When we set out on Our Global Adventure, it was with a plan. We would spend 6-9 months in Ireland (to take care of the requirements for a visa into the UK) and then head on to England. When Gina said to me this time last year… “Do you want to go to France”, I was quite flabbergasted that she would even suggest such a spanner in the works of our carefully planned schedule. After all, she wasn’t even looking for housesitting opportunities at that stage.
But as I read the advertisement on trusted housesitters, I must admit that I felt something special was being placed in front of us.
I’m a firm believer in fate and destiny. For a car to be sold there must be a seller and there must be a buyer. One doesn’t exist without the other. Much of what we do in life is like this – every coin has two sides.
Housesitting is like that – a transaction. I bet a quick search on google will find you a thousand articles of how to “live free for a year” or save “45k in 9 months” with housesitting, and the truth is that it is an amazing opportunity.
The advertisement that we read was looking for a Family to stay in the Farm House on the property of the Chateau. Our host family had two children of similar age to our two, and this was an important part of the exchange. The transaction was quite simple – our family would be able to stay in the Farm House at no cost, in exchange for contributing to jobs around the property. Our kids would go to the French school, and we even had access to a car. Sounds pretty amazing doesn’t it?
But the amazing thing isn’t what you may think.
The amazing thing that we found housesitting in France was the exchange, contribution and connection between people.
In France, we made new friends. Great Friends.
We also “un-bottled” the wine (with the help of Great Friends).
The kids dived straight into the deep end of School in France, and with an early day or two of tears and apprehension, they pushed through and achieved much that Gina and I am very proud of. They learnt some language, and maybe some maths. They made friendships – the proper ones that part with tears & take up a little piece of you forever. They learnt how strong they really are.
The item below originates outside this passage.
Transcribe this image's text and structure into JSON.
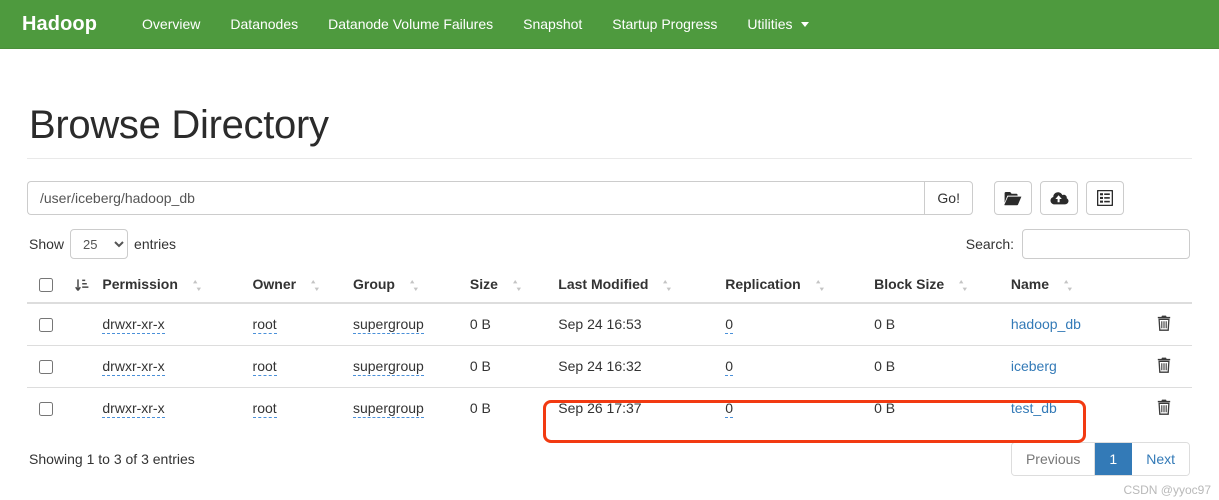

We spent an evening with Mart – An Estonian guy riding his bike through France and Spain on his three month journey to Santiago de Compostela. It was one of those times where you have to pinch yourself. Mart had contacted Marie-Laure at the Chateau through a Couchsurfing website, and we were bottling wine as he rode on in. Later that evening we all shared dinner and wine at the chateau, and exchanged stories of Estonia and France and Australia. The following morning before Mart set off, we did some repair to the seat of his bike. Mart has a blog too – click here for the post he wrote.
We met Lee. Lee flew in from Alaska and spent a few weeks eating as much of the finest French cheese as he could. He showed me how to start a fire by spinning a stick with a bow, in the traditional North American fashion. He flew back to Canada with an extra bag. Of cheese.
We shared meals at the Chateau, at the Farm House and at the Gate House. We enjoyed Christmas together. Some with finest French etiquette, some less formal, and some Aussie style. All with good cheer!
And we contributed.
It’s been quite a few years since I worked as a fitter and turner, and it’s not my dream to return to that job, but using those skills at a chateau in France was more rewarding than any paid work I have ever done. I welded and fitted gates to the wells. I duplicated spikes on top of gates to the barns. I made gates from scratch and Gina and I repaired gates by the Farm House. I spent more than 60hrs driving the Kubota Excavator, and maybe even got “proficient” in that time. I helped fit a new combustion heater in the Farm House, put some skids on the slasher and loads of other bits and pieces. Gina painted, pruned, picked apples & walnuts, weeded and raked leaves.
It NEVER felt like work, and to be part of contributing to a property that dates from the 15th Century was something very, very special.
Our chapter in France has come to an end, and from it we have taken away so much. We have experienced the amazing food, culture and places of Poitou-Charentes, but most significantly we have reinforced that our happiness is found in the connection and contribution we make to each other.
That sharing what we have doubles it, and never halves it.
That giving from an open heart is the most rewarding gift we can give ourselves.
That happiness & success is not found in titles or possessions, but in richness of contribution.
Pour nos amis les plus chers en France, française et australienne, je vous remercie beaucoup pour votre générosité, la gentillesse et l’amitié. Au revoir, jusqu’à la prochaine fois!